So when the snow melted this year, much of it simply evaporated or disappeared into soil pores instead of flowing into streams and reservoirs. “That water is just not available anymore,” he says.
Our water gap
One immediate consequence of the water shortage has been a drastic reduction in the amount of surface water accessible to Californians. In a non-drought year, about 60% of the state’s water needs are met by tapping surface water from creeks, rivers, lakes and so forth. In a typical drought year, only about 40% can be accessed that way.
How does California fill such an enormous gap? We drill down to reach groundwater reserves. And the more we use those reserves, the more depleted they get, making it harder for rural residents like Spears, who can’t afford deep wells or get connected to larger urban water supplies that most Californians benefit from. It’s a cycle that places greater and greater strain on finite water reserves.
Ortiz Partida fears that the state — and its largest water consumers — may not make the drastic changes necessary, and that we could see a breakdown in the water systems of much of the Central Valley in the not-too-distant future.
Given that the region is one of the breadbaskets of the world — the Central Valley produces one-quarter of the nation’s food, and roughly 40% of its fruits and nuts — the implications for food security in the United States are enormous.
A Public Policy Institute of California analysis published in June estimated that up to 2,700 domestic wells could run dry in the Central Valley this year. One large well that provided water to 700 people was on the verge of failing, explained Ortiz Partida, until late in the summer, when the pump was upgraded and the water began to flow once more.
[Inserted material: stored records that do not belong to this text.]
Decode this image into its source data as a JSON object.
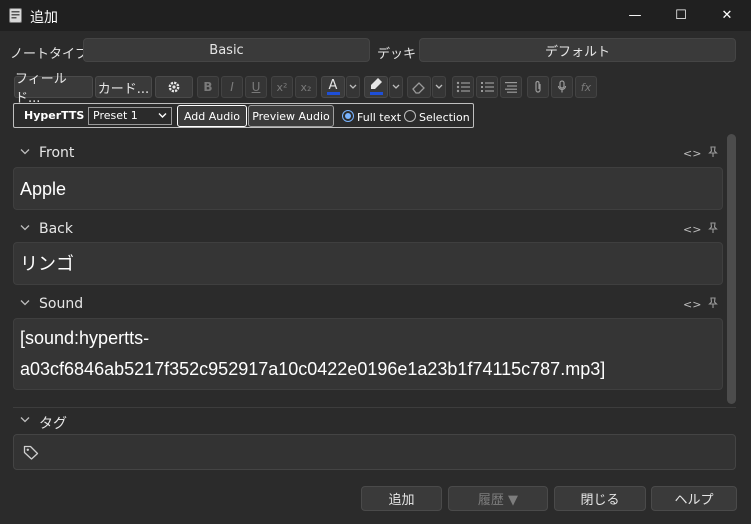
{
  "window": {
    "title": "追加",
    "minimize_glyph": "—",
    "maximize_glyph": "☐",
    "close_glyph": "✕"
  },
  "notetype": {
    "label": "ノートタイプ",
    "value": "Basic"
  },
  "deck": {
    "label": "デッキ",
    "value": "デフォルト"
  },
  "toolbar": {
    "fields_button": "フィールド...",
    "cards_button": "カード...",
    "icons": [
      "gear-icon",
      "bold-icon",
      "italic-icon",
      "underline-icon",
      "superscript-icon",
      "subscript-icon",
      "text-color-icon",
      "highlight-icon",
      "eraser-icon",
      "unordered-list-icon",
      "ordered-list-icon",
      "align-icon",
      "paperclip-icon",
      "microphone-icon",
      "function-icon"
    ],
    "bold": "B",
    "italic": "I",
    "underline": "U",
    "superscript": "x²",
    "subscript": "x₂",
    "text_color": "A",
    "function": "fx",
    "text_color_swatch": "#1e4fd8",
    "highlight_swatch": "#1e4fd8"
  },
  "hypertts": {
    "label": "HyperTTS",
    "preset": "Preset 1",
    "add_audio": "Add Audio",
    "preview_audio": "Preview Audio",
    "full_text": "Full text",
    "selection": "Selection",
    "selected_mode": "Full text"
  },
  "fields": [
    {
      "name": "Front",
      "value": "Apple"
    },
    {
      "name": "Back",
      "value": "リンゴ"
    },
    {
      "name": "Sound",
      "value_line1": "[sound:hypertts-",
      "value_line2": "a03cf6846ab5217f352c952917a10c0422e0196e1a23b1f74115c787.mp3]"
    }
  ],
  "field_icons": {
    "code": "<>"
  },
  "tags": {
    "label": "タグ"
  },
  "buttons": {
    "add": "追加",
    "history": "履歴 ▼",
    "close": "閉じる",
    "help": "ヘルプ"
  },
  "colors": {
    "background": "#2b2b2b",
    "titlebar": "#202020",
    "accent": "#79b4ff"
  }
}
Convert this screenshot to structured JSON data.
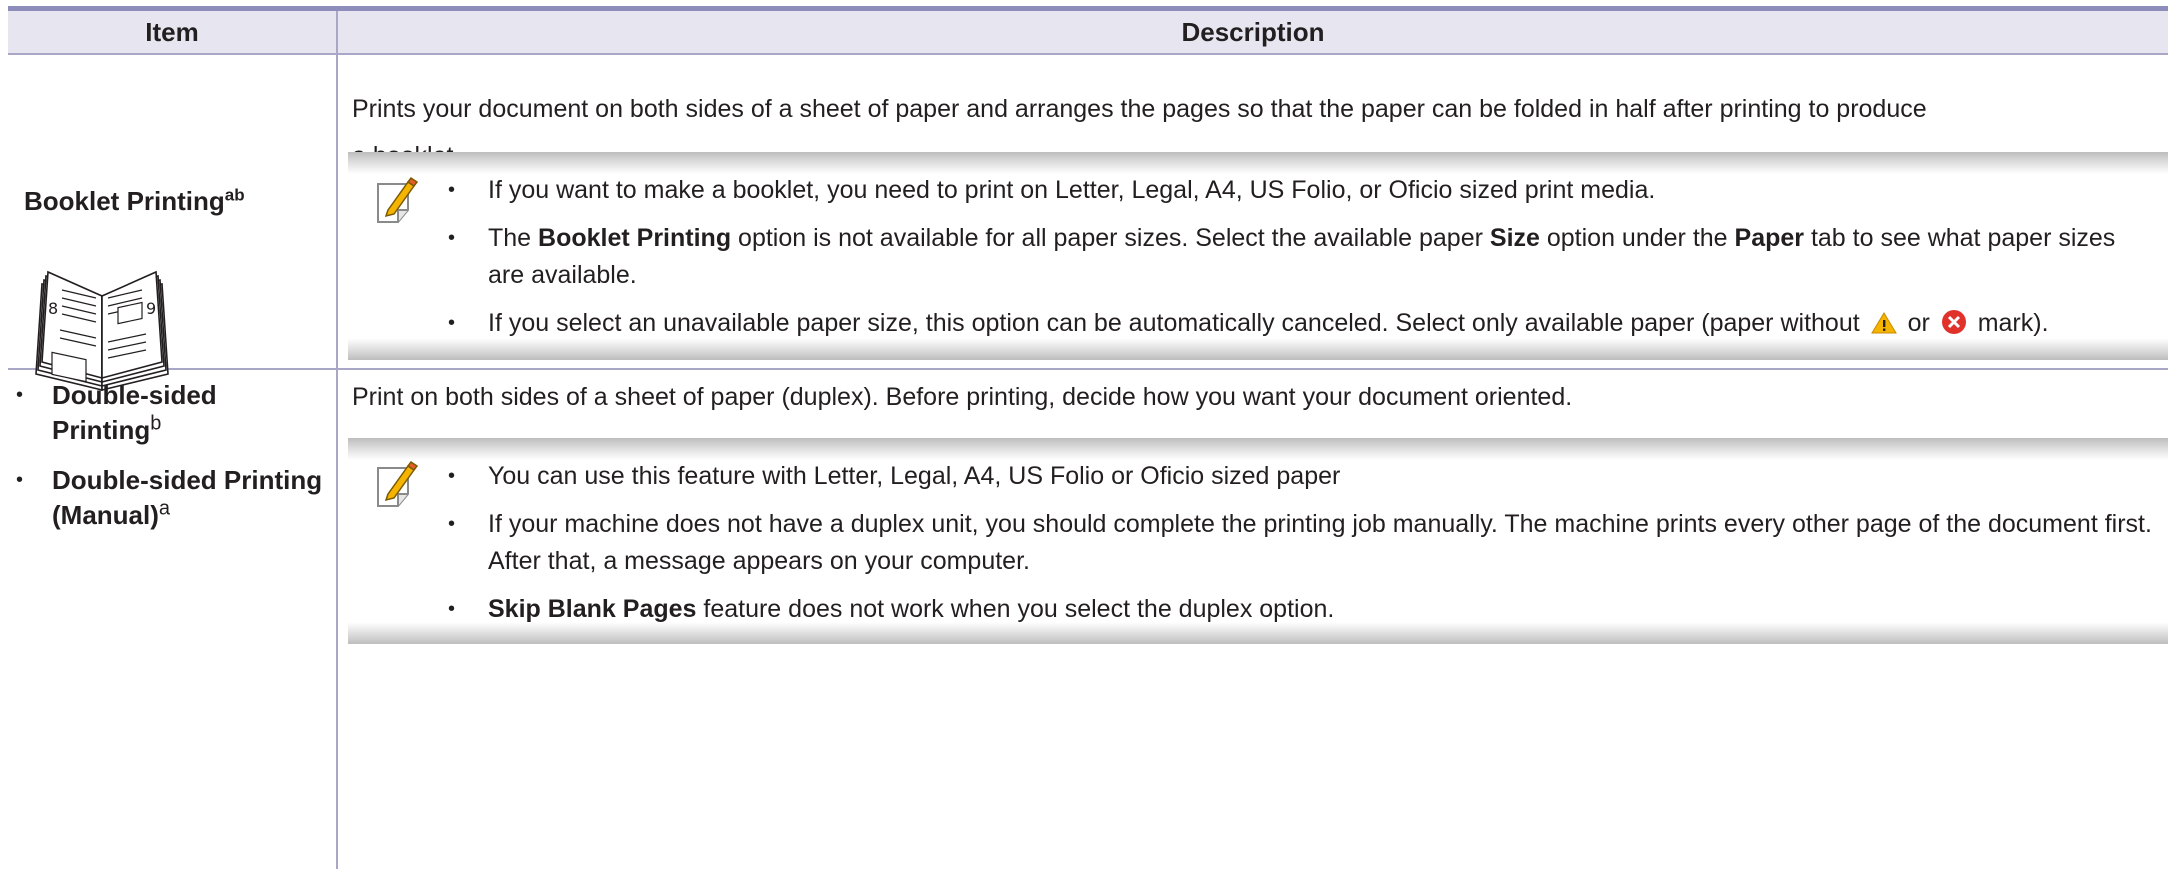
{
  "header": {
    "item": "Item",
    "description": "Description"
  },
  "row1": {
    "title": "Booklet Printing",
    "title_sup": "ab",
    "icon": "booklet-icon",
    "description_line1": "Prints your document on both sides of a sheet of paper and arranges the pages so that the paper can be folded in half after printing to produce",
    "description_line2": "a booklet.",
    "note_icon": "note-pencil-icon",
    "notes": [
      {
        "text": "If you want to make a booklet, you need to print on Letter, Legal, A4, US Folio, or Oficio sized print media."
      },
      {
        "pre": "The ",
        "bold1": "Booklet Printing",
        "mid1": " option is not available for all paper sizes. Select the available paper ",
        "bold2": "Size",
        "mid2": " option under the ",
        "bold3": "Paper",
        "post": " tab to see what paper sizes are available."
      },
      {
        "pre": "If you select an unavailable paper size, this option can be automatically canceled. Select only available paper (paper without ",
        "or": " or ",
        "post": " mark).",
        "icon1": "warning-icon",
        "icon2": "error-icon"
      }
    ]
  },
  "row2": {
    "items": [
      {
        "label": "Double-sided Printing",
        "sup": "b"
      },
      {
        "label": "Double-sided Printing (Manual)",
        "sup": "a"
      }
    ],
    "description": "Print on both sides of a sheet of paper (duplex). Before printing, decide how you want your document oriented.",
    "note_icon": "note-pencil-icon",
    "notes": [
      {
        "text": "You can use this feature with Letter, Legal, A4, US Folio or Oficio sized paper"
      },
      {
        "text": "If your machine does not have a duplex unit, you should complete the printing job manually. The machine prints every other page of the document first. After that, a message appears on your computer."
      },
      {
        "bold": "Skip Blank Pages",
        "post": " feature does not work when you select the duplex option."
      }
    ]
  },
  "bullet": "•",
  "colors": {
    "header_bg": "#e7e6f0",
    "rule": "#8e8cbb",
    "grid": "#a9a7c8",
    "text": "#231f20"
  }
}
The Community Water Center, which focuses on water access in the region, has already identified other problem areas in Madera, South Fresno and elsewhere in the valley where people have been struggling much like Spears’ household. “Residents without running water, without water to cook in, or to bathe in,” says Erick Orellana, a drought policy advocate with the center.
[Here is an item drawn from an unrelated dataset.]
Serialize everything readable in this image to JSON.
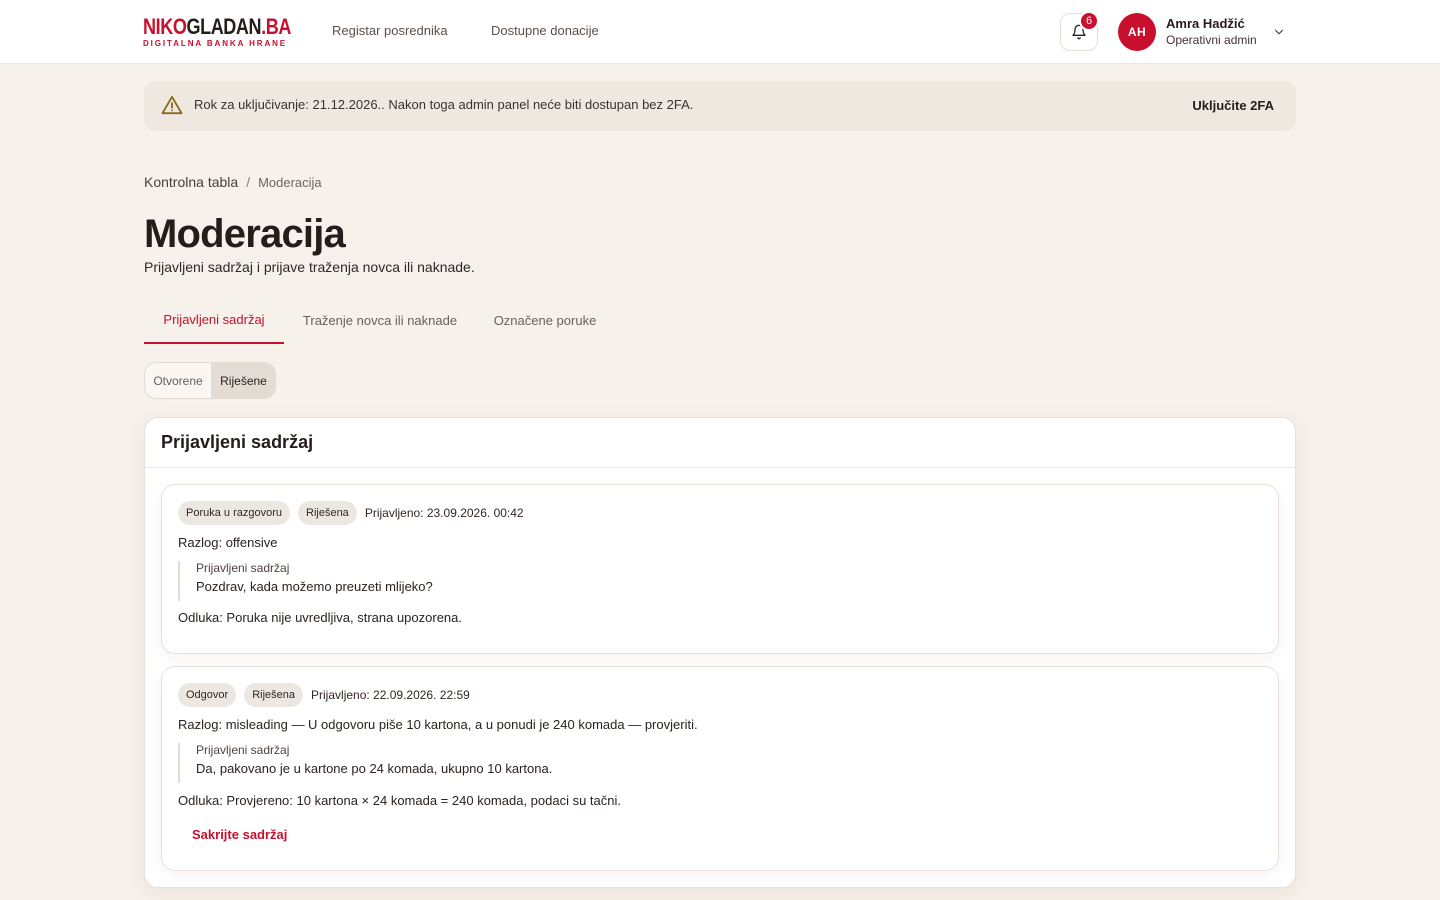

Beyond logistical challenges, a lack of running water has health implications. A polluted canal runs near the Spears’ property line, and some of the water drains into a pond on their land.
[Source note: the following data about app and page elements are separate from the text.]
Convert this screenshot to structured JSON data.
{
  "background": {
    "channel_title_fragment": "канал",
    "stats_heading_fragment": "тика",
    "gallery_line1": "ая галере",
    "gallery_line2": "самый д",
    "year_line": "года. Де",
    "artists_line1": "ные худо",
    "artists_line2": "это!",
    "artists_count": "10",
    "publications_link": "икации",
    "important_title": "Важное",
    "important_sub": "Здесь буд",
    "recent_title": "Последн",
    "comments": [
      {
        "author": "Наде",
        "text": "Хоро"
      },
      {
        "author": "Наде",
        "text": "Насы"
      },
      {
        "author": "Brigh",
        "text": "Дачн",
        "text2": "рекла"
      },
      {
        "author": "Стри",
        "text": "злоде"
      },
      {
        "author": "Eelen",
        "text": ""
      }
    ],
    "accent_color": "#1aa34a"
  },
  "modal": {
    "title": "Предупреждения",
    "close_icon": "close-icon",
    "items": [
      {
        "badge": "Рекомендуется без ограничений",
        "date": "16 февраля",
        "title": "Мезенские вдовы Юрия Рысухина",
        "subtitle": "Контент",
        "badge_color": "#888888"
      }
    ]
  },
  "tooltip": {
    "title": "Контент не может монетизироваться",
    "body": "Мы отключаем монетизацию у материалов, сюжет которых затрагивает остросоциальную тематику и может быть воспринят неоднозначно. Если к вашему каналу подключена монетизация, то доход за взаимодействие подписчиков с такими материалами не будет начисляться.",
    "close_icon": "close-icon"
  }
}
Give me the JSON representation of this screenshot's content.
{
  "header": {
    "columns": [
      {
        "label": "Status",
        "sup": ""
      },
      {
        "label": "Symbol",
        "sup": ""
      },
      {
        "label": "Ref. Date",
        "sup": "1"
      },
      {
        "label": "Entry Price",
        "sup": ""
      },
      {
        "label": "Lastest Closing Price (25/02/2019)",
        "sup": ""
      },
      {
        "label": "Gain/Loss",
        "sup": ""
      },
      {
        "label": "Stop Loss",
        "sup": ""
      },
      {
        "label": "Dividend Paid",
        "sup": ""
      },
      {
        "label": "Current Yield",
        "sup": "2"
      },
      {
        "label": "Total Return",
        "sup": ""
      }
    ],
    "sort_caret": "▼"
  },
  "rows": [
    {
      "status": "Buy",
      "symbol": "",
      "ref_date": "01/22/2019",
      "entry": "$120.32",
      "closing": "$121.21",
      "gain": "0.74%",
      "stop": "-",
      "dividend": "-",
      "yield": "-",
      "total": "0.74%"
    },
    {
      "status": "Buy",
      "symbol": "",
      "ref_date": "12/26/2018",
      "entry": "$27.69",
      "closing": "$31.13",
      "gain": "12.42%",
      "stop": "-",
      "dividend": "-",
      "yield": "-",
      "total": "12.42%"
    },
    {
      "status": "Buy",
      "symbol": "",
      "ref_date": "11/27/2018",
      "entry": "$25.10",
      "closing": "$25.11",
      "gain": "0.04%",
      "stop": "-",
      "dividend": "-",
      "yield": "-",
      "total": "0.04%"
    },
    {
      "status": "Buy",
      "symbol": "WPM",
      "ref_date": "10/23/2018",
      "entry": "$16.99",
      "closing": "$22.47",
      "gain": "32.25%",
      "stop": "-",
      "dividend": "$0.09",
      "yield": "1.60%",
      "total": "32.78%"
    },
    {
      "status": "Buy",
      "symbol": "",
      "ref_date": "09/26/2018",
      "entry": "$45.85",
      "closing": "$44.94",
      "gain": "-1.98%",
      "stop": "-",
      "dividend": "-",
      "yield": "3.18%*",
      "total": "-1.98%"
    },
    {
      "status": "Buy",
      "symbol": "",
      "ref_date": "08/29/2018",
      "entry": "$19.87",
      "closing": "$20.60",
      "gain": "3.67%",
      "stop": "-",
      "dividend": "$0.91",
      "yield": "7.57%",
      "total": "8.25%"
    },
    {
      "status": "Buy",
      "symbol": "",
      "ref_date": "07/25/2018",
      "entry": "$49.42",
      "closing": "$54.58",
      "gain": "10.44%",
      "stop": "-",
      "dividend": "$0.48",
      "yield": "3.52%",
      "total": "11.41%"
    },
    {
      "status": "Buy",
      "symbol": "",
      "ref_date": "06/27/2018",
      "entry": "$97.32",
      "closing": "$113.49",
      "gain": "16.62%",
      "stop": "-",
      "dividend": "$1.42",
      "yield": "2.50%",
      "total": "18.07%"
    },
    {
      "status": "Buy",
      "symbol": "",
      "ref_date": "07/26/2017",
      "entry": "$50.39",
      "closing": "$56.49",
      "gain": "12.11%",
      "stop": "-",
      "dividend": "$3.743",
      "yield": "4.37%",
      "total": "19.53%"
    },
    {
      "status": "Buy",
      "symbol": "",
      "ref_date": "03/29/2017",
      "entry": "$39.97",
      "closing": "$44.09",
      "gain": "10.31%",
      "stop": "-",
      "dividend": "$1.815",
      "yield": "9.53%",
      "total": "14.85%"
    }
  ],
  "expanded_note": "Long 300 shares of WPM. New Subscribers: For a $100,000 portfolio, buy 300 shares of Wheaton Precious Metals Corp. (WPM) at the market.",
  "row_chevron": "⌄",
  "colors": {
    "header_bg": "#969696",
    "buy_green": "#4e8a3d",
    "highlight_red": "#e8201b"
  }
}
After their well failed, Spears’ husband waded into that pond one day this summer in a desperate attempt to install a pump that would allow them to bring polluted water into the house so they could once again flush their toilet.
He succeeded in installing the pump, but while doing so, he cut his foot. The tainted water gave him a bacterial infection that progressed into the bones of his right foot. Weeks later, in an effort to save his life, doctors had to amputate several toes.
For Ortiz Partida, the Spears’ household’s hardships offer warnings to many other residents of the Central Valley.
Between the start of 2021 and September, Ortiz Partida said that Department of Water Resources data showed that more than 600 wells had failed. And that, he says, is only the tip of the iceberg since numerous residents stay quiet about their water-related hardships.
“Many people don’t even report their systems failing — because they are afraid; because they are undocumented and are afraid of any kind of reporting,” explains Ortiz Partida.
During the previous drought, he says, close to 2,600 localities, mainly small communities in rural areas far from larger cities, reported water shortages, and it is unclear exactly how many others suffered similar problems but suffered in silence.
There’s little reason to believe that this time around will be much different.
“We’re talking about tens of thousands of affected people,” Ortiz Partida says. “And that’s on top of more than 1 million people in California without access to adequate water supplies.”
(Sasha Abramsky was born in England, grew up in London, and attended Balliol College, Oxford, where he studied politics, philosophy, and economics. Abramsky is a journalist and author and writes for Capital & Main who distributed this story.)